Can you describe Alberta for those of us who’ve never been there?
The air is always fresh. The sky is so large and blue here. If you drive half an hour from my city you can find yourself in the middle of a forest, or lost in the endless prairies, or engulfed by the Rocky Mountains.
Do you conceptualise your installation work in the same way you would conceptualise a 2D drawing/painting?
I haven’t had too many opportunities to exhibit or create installations. Every medium has its own language. Drawing has a language. Painting has a language. I’m still learning the language of installation/sculpture and how I can use it as another outlet. With installation I’m more aware of the relationship between the piece and the body of the viewer. I like making people feel really tiny or really large, and creating bodily experiences.
What’s the attraction to notebook paper?
The notebook paper is reminiscent of high school. I use it to reference when feelings were over-exaggerated; when we were stuck in limbo between growing up and holding onto childhood; when we had a naive idea of love; when we would scribble and write notes rather than pay attention in class.
Does language help form the images of your work, or do the images provoke the text?
I think it’s both. Many times the language will inform the imagery, but then that imagery will inform other text. I also see text as image, and I’m always trying to change the context of either the text or image to scrutinize the relationship between language and experience. So many times the language and imagery becomes the tools for creating new linguistic systems.

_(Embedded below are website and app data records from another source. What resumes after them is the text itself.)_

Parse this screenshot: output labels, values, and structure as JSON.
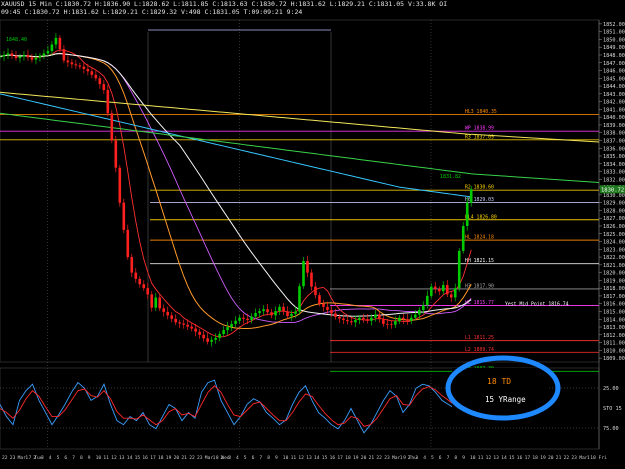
{
  "header": {
    "line1": "XAUUSD 15 Min  C:1830.72  H:1836.90  L:1828.62  L:1811.85  C:1813.63  C:1830.72  H:1831.62  L:1829.21  C:1831.05  V:33.8K  OI",
    "line2": "09:45  C:1830.72  H:1831.62  L:1829.21  C:1829.32  V:498  C:1831.05  T:09:09:21  9:24"
  },
  "colors": {
    "background": "#000000",
    "up_candle": "#00cc00",
    "down_candle": "#ff2020",
    "white_ma": "#f5f5f5",
    "orange_ma": "#ff9a2a",
    "red_ma": "#ff3030",
    "yellow_ma": "#f2e65a",
    "green_ma": "#39d24a",
    "cyan_ma": "#36c6ff",
    "magenta_ma": "#d15cff",
    "stoch_blue": "#3aa0ff",
    "stoch_red": "#ff2a2a",
    "circle": "#1e88ff"
  },
  "chart_data": [
    {
      "type": "line",
      "name": "price",
      "ylim": [
        1808.5,
        1852.5
      ],
      "y_ticks": [
        "1852.00",
        "1851.00",
        "1850.00",
        "1849.00",
        "1848.00",
        "1847.00",
        "1846.00",
        "1845.00",
        "1844.00",
        "1843.00",
        "1842.00",
        "1841.00",
        "1840.00",
        "1839.00",
        "1838.00",
        "1837.00",
        "1836.00",
        "1835.00",
        "1834.00",
        "1833.00",
        "1832.00",
        "1831.00",
        "1830.00",
        "1829.00",
        "1828.00",
        "1827.00",
        "1826.00",
        "1825.00",
        "1824.00",
        "1823.00",
        "1822.00",
        "1821.00",
        "1820.00",
        "1819.00",
        "1818.00",
        "1817.00",
        "1816.00",
        "1815.00",
        "1814.00",
        "1813.00",
        "1812.00",
        "1811.00",
        "1810.00",
        "1809.00"
      ],
      "last_price": "1830.72",
      "close_path": [
        [
          0,
          1847.8
        ],
        [
          2,
          1848.2
        ],
        [
          4,
          1847.6
        ],
        [
          6,
          1848.0
        ],
        [
          8,
          1847.4
        ],
        [
          10,
          1847.9
        ],
        [
          12,
          1848.5
        ],
        [
          14,
          1850.2
        ],
        [
          16,
          1847.3
        ],
        [
          18,
          1846.8
        ],
        [
          20,
          1846.5
        ],
        [
          22,
          1845.9
        ],
        [
          24,
          1845.0
        ],
        [
          26,
          1843.5
        ],
        [
          27,
          1840.5
        ],
        [
          28,
          1837.0
        ],
        [
          29,
          1833.5
        ],
        [
          30,
          1829.0
        ],
        [
          31,
          1825.5
        ],
        [
          32,
          1822.0
        ],
        [
          33,
          1820.0
        ],
        [
          34,
          1819.2
        ],
        [
          35,
          1818.5
        ],
        [
          36,
          1818.0
        ],
        [
          37,
          1817.2
        ],
        [
          38,
          1815.5
        ],
        [
          39,
          1816.8
        ],
        [
          40,
          1815.4
        ],
        [
          42,
          1814.5
        ],
        [
          44,
          1813.6
        ],
        [
          46,
          1813.3
        ],
        [
          48,
          1812.8
        ],
        [
          50,
          1812.0
        ],
        [
          52,
          1811.1
        ],
        [
          54,
          1811.6
        ],
        [
          56,
          1812.6
        ],
        [
          58,
          1813.4
        ],
        [
          60,
          1814.2
        ],
        [
          62,
          1813.9
        ],
        [
          64,
          1814.8
        ],
        [
          66,
          1815.3
        ],
        [
          68,
          1814.5
        ],
        [
          70,
          1815.6
        ],
        [
          72,
          1814.4
        ],
        [
          74,
          1815.0
        ],
        [
          76,
          1821.5
        ],
        [
          77,
          1820.0
        ],
        [
          78,
          1818.2
        ],
        [
          80,
          1816.0
        ],
        [
          82,
          1815.2
        ],
        [
          84,
          1814.3
        ],
        [
          86,
          1813.9
        ],
        [
          88,
          1813.6
        ],
        [
          90,
          1814.2
        ],
        [
          92,
          1813.8
        ],
        [
          94,
          1814.6
        ],
        [
          96,
          1813.4
        ],
        [
          98,
          1813.3
        ],
        [
          100,
          1814.2
        ],
        [
          102,
          1813.8
        ],
        [
          104,
          1814.6
        ],
        [
          106,
          1815.8
        ],
        [
          108,
          1818.2
        ],
        [
          110,
          1817.6
        ],
        [
          111,
          1818.4
        ],
        [
          112,
          1817.2
        ],
        [
          113,
          1816.8
        ],
        [
          114,
          1818.0
        ],
        [
          115,
          1822.8
        ],
        [
          116,
          1826.0
        ],
        [
          117,
          1829.0
        ],
        [
          118,
          1830.72
        ]
      ],
      "levels": [
        {
          "label": "HL3 1840.35",
          "value": 1840.35,
          "color": "#ff8c00"
        },
        {
          "label": "WP 1838.99",
          "value": 1838.2,
          "color": "#ff3cff"
        },
        {
          "label": "R3 1837.09",
          "value": 1837.09,
          "color": "#ffd700"
        },
        {
          "label": "R2 1830.60",
          "value": 1830.6,
          "color": "#ffd700"
        },
        {
          "label": "H6 1829.03",
          "value": 1829.03,
          "color": "#d0d0ff"
        },
        {
          "label": "HL4 1826.80",
          "value": 1826.8,
          "color": "#ffd700"
        },
        {
          "label": "HL 1824.18",
          "value": 1824.18,
          "color": "#ff8c00"
        },
        {
          "label": "HH 1821.15",
          "value": 1821.15,
          "color": "#ffffff"
        },
        {
          "label": "H3 1817.90",
          "value": 1817.9,
          "color": "#aaaaaa"
        },
        {
          "label": "HL 1815.77",
          "value": 1815.77,
          "color": "#ff3cff"
        },
        {
          "label": "L1 1811.25",
          "value": 1811.25,
          "color": "#ff3030"
        },
        {
          "label": "L2 1809.74",
          "value": 1809.74,
          "color": "#ff3030"
        },
        {
          "label": "L3 1807.30",
          "value": 1807.3,
          "color": "#00cc00"
        }
      ],
      "annotations": [
        "1848.40",
        "1831.82",
        "Yest Mid Point 1816.74",
        "18 TD",
        "15 YRange"
      ],
      "ma_lines": [
        "white_ma",
        "orange_ma",
        "red_ma",
        "yellow_ma",
        "green_ma",
        "cyan_ma",
        "magenta_ma"
      ],
      "x_labels": [
        "22",
        "23",
        "Mar 7 Tue",
        "1",
        "2",
        "3",
        "4",
        "5",
        "6",
        "7",
        "8",
        "9",
        "10",
        "11",
        "12",
        "13",
        "14",
        "15",
        "16",
        "17",
        "18",
        "19",
        "20",
        "21",
        "22",
        "23",
        "Mar 8 Wed",
        "1",
        "2",
        "3",
        "4",
        "5",
        "6",
        "7",
        "8",
        "9",
        "10",
        "11",
        "12",
        "13",
        "14",
        "15",
        "16",
        "17",
        "18",
        "19",
        "20",
        "21",
        "22",
        "23",
        "Mar 9 Thu",
        "1",
        "2",
        "3",
        "4",
        "5",
        "6",
        "7",
        "8",
        "9",
        "10",
        "11",
        "12",
        "13",
        "14",
        "15",
        "16",
        "17",
        "18",
        "19",
        "20",
        "21",
        "22",
        "23",
        "Mar 10 Fri",
        "1",
        "2",
        "3",
        "4"
      ]
    },
    {
      "type": "line",
      "name": "STO 15",
      "ylim": [
        0,
        100
      ],
      "y_ticks": [
        "25.00",
        "STO 15",
        "75.00"
      ],
      "series": [
        {
          "color": "stoch_blue",
          "values": [
            55,
            40,
            30,
            60,
            72,
            80,
            60,
            45,
            30,
            42,
            55,
            70,
            82,
            75,
            60,
            65,
            80,
            55,
            35,
            30,
            40,
            35,
            45,
            30,
            25,
            40,
            55,
            50,
            35,
            45,
            38,
            70,
            82,
            85,
            60,
            45,
            30,
            40,
            55,
            62,
            58,
            45,
            38,
            30,
            36,
            55,
            70,
            78,
            60,
            45,
            38,
            30,
            25,
            35,
            50,
            35,
            20,
            30,
            45,
            60,
            72,
            65,
            45,
            55,
            75,
            80,
            78,
            70,
            60,
            55,
            50
          ]
        },
        {
          "color": "stoch_red",
          "values": [
            50,
            45,
            38,
            48,
            62,
            72,
            65,
            52,
            40,
            40,
            48,
            60,
            72,
            74,
            66,
            64,
            72,
            62,
            46,
            38,
            38,
            37,
            42,
            36,
            30,
            35,
            46,
            50,
            42,
            44,
            40,
            55,
            70,
            78,
            70,
            55,
            42,
            40,
            48,
            56,
            58,
            50,
            42,
            35,
            35,
            45,
            58,
            68,
            65,
            54,
            44,
            36,
            30,
            32,
            40,
            38,
            28,
            30,
            38,
            50,
            62,
            66,
            55,
            54,
            66,
            74,
            77,
            73,
            66,
            60,
            54
          ]
        }
      ]
    }
  ]
}
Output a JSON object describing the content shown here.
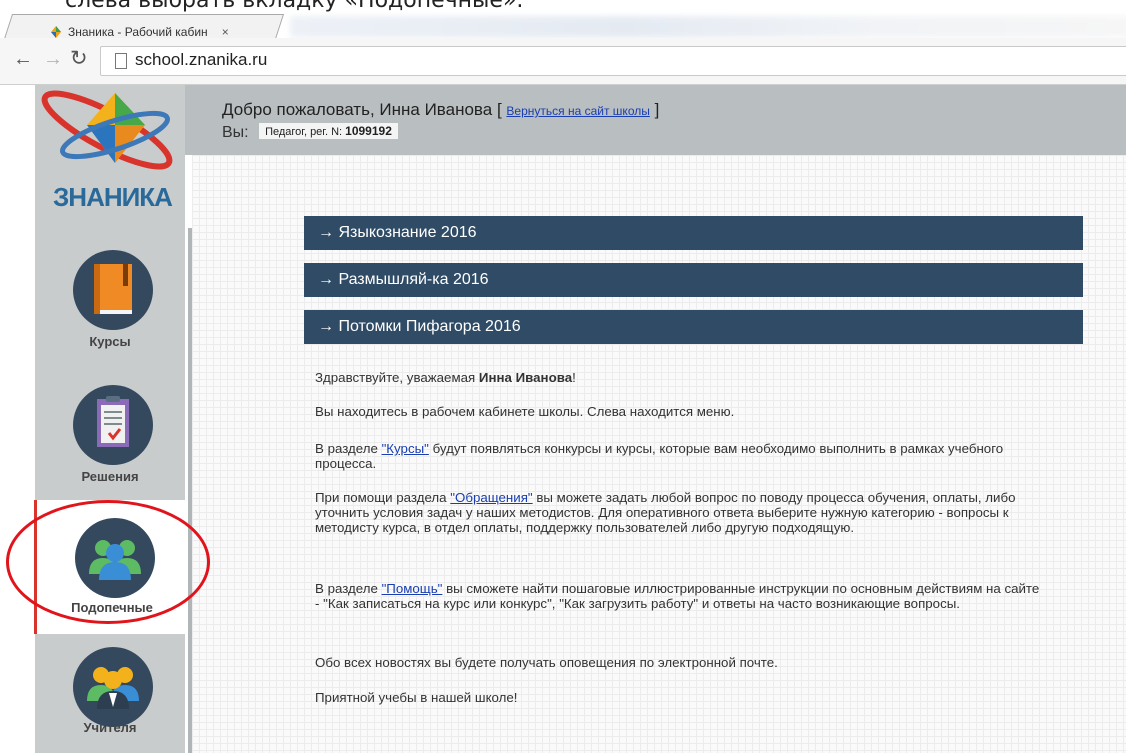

Right or left-handed?
Coffee, nicotine, or booze?
“Sippin’ on gin and juice”
Last film you saw in the cinema?
What books are on your bedside table?
Currently they are, Six Memos for the New Millennium by Italo Calvino; The Little Prince by Antoine de Saint-Exupery; and Art Objects by Jeanette Winterson
Favourite city in the world?
It’s a tie between London and New York City
Favourite city to draw/sketch/illustrate/create in?
I found myself sketching a lot in L.A. I would love to do an art residency in Hong Kong.
What directions are you interested in taking your work in the future?
I will be attending Hunter College in NYC for a Masters in Fine Arts in the fall of 2015.
I’m excited to see how my work will change in a new environment that’s full of art. I think I will continue to draw but it may no longer be on just paper. Drawing does not need to be confined to a sheet of paper. I want my drawing to be absolute by incorporating video, installation, and performance.
Thanks Andy! Keep up with Andy and see more of his work here:
Andy Van Dinh features in Issue 4 of Tiny Pencil: The Death & Resurrection Issue! Available to buy here.
This interview was brought to you by Heather McCalden and The Tiny Pencil – fine purveyors of the pencil arts. Follow us on twitter @TheTinyPencil, Facebook, Tumblr, and Instagram for the latest news on all of our new anthology artzines.